Organized by The Poor People's Campaign, the march began in Georgetown on Wednesday and will end with a 10 a.m. rally at the Capitol featuring appearances from former U.S. Congressman Beto O'Rourke and Rev. Dr. William Barber.
Willie Nelson (with Charlie Sexton & friends) will play a free concert at the Poor People's Campaign march for democracy & justice in Austin this Saturday! https://t.co/zZSA0BpbWA
Sign up to join us and see Willie at 10am Saturday: https://t.co/KrDPIFIvST
— Beto O'Rourke (@BetoORourke) July 29, 2021
The rally calls on Congress to "stop attacks on democracy" by ending the filibuster, pass all provisions of the For the People Act, restore the 1965 Voting Rights Act, raise the federal minimum wage to $15 per hour and pass permanent protections for all 11 million undocumented immigrants.
Nelson denounced election law proposals gaining traction in red states, such as Senate Bill 1 and House Bill 3 in Texas, which 55 House Democrats foiled by fleeing to Washington, D.C., on July 12.
The bills would require additional ID verifications for mail-in ballots, allow partisan poll watchers "free movement" and prohibit elections officials from sending absentee ballot applications to voters who didn't request one.

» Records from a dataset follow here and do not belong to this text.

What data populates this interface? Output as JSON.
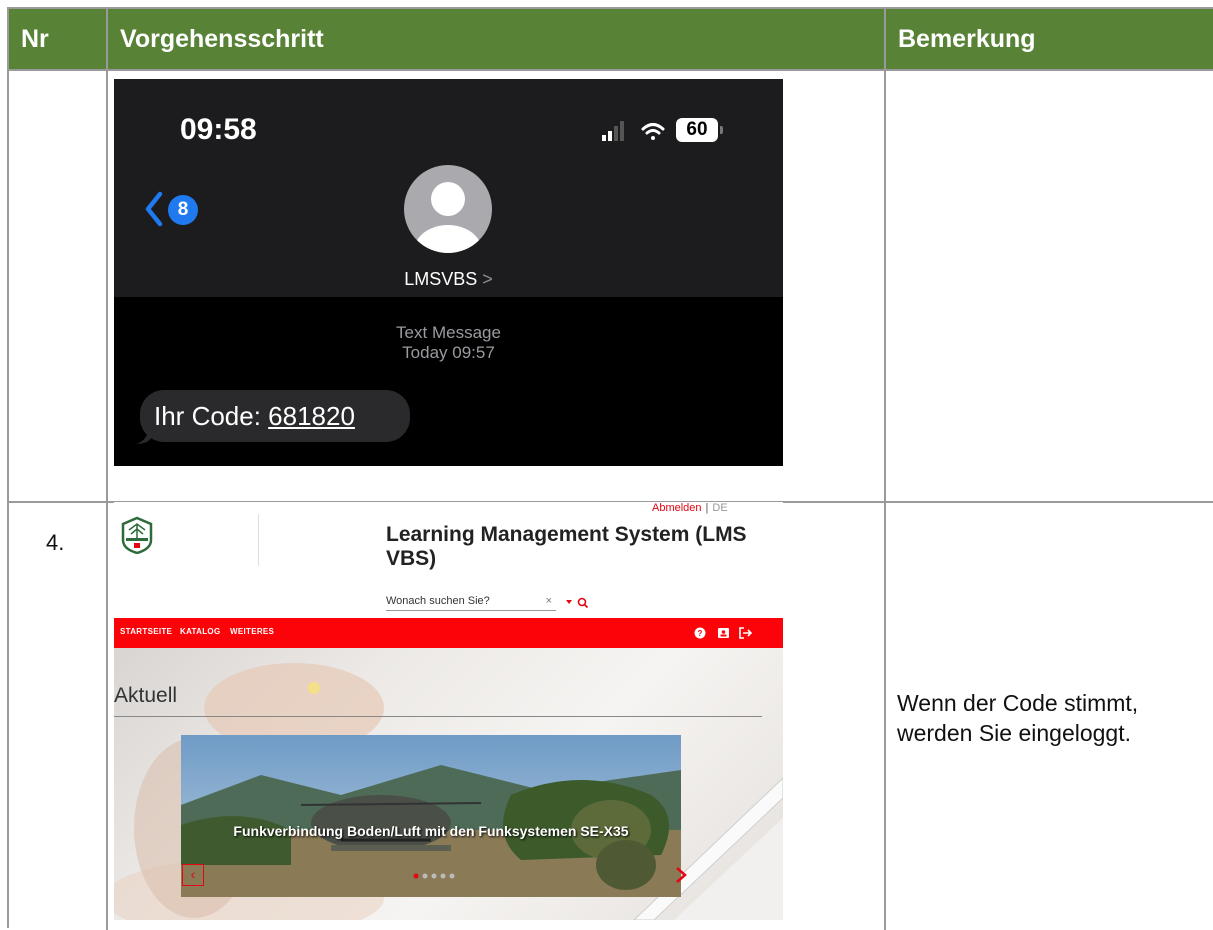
{
  "table": {
    "headers": [
      "Nr",
      "Vorgehensschritt",
      "Bemerkung"
    ],
    "header_color": "#588236"
  },
  "rows": [
    {
      "nr": "",
      "remark": "",
      "phone": {
        "time": "09:58",
        "battery": "60",
        "back_badge": "8",
        "contact": "LMSVBS",
        "contact_chevron": ">",
        "message_type": "Text Message",
        "message_time": "Today 09:57",
        "message_prefix": "Ihr Code: ",
        "message_code": "681820"
      }
    },
    {
      "nr": "4.",
      "remark_line1": "Wenn der Code stimmt,",
      "remark_line2": "werden Sie eingeloggt.",
      "lms": {
        "logout": "Abmelden",
        "separator": "|",
        "language": "DE",
        "title": "Learning Management System (LMS VBS)",
        "search_placeholder": "Wonach suchen Sie?",
        "search_clear": "×",
        "nav_items": [
          "STARTSEITE",
          "KATALOG",
          "WEITERES"
        ],
        "section_title": "Aktuell",
        "slide_caption": "Funkverbindung Boden/Luft mit den Funksystemen SE-X35",
        "slide_count": 5,
        "active_slide": 1,
        "brand_color": "#fb0309"
      }
    }
  ]
}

"Laws making it more difficult for people to vote are unAmerican and are intended to punish people of color, the elderly and disabled," Nelson said. "If you can't win by playing the rules, then it's you and your platform–not everyone else's ability to vote."
The march is in the spirit of the Selma to Montgomery March of 1965, led by Dr. Martin Luther King Jr., which protested the blocking of Black Americans' right to vote by Jim Crow laws.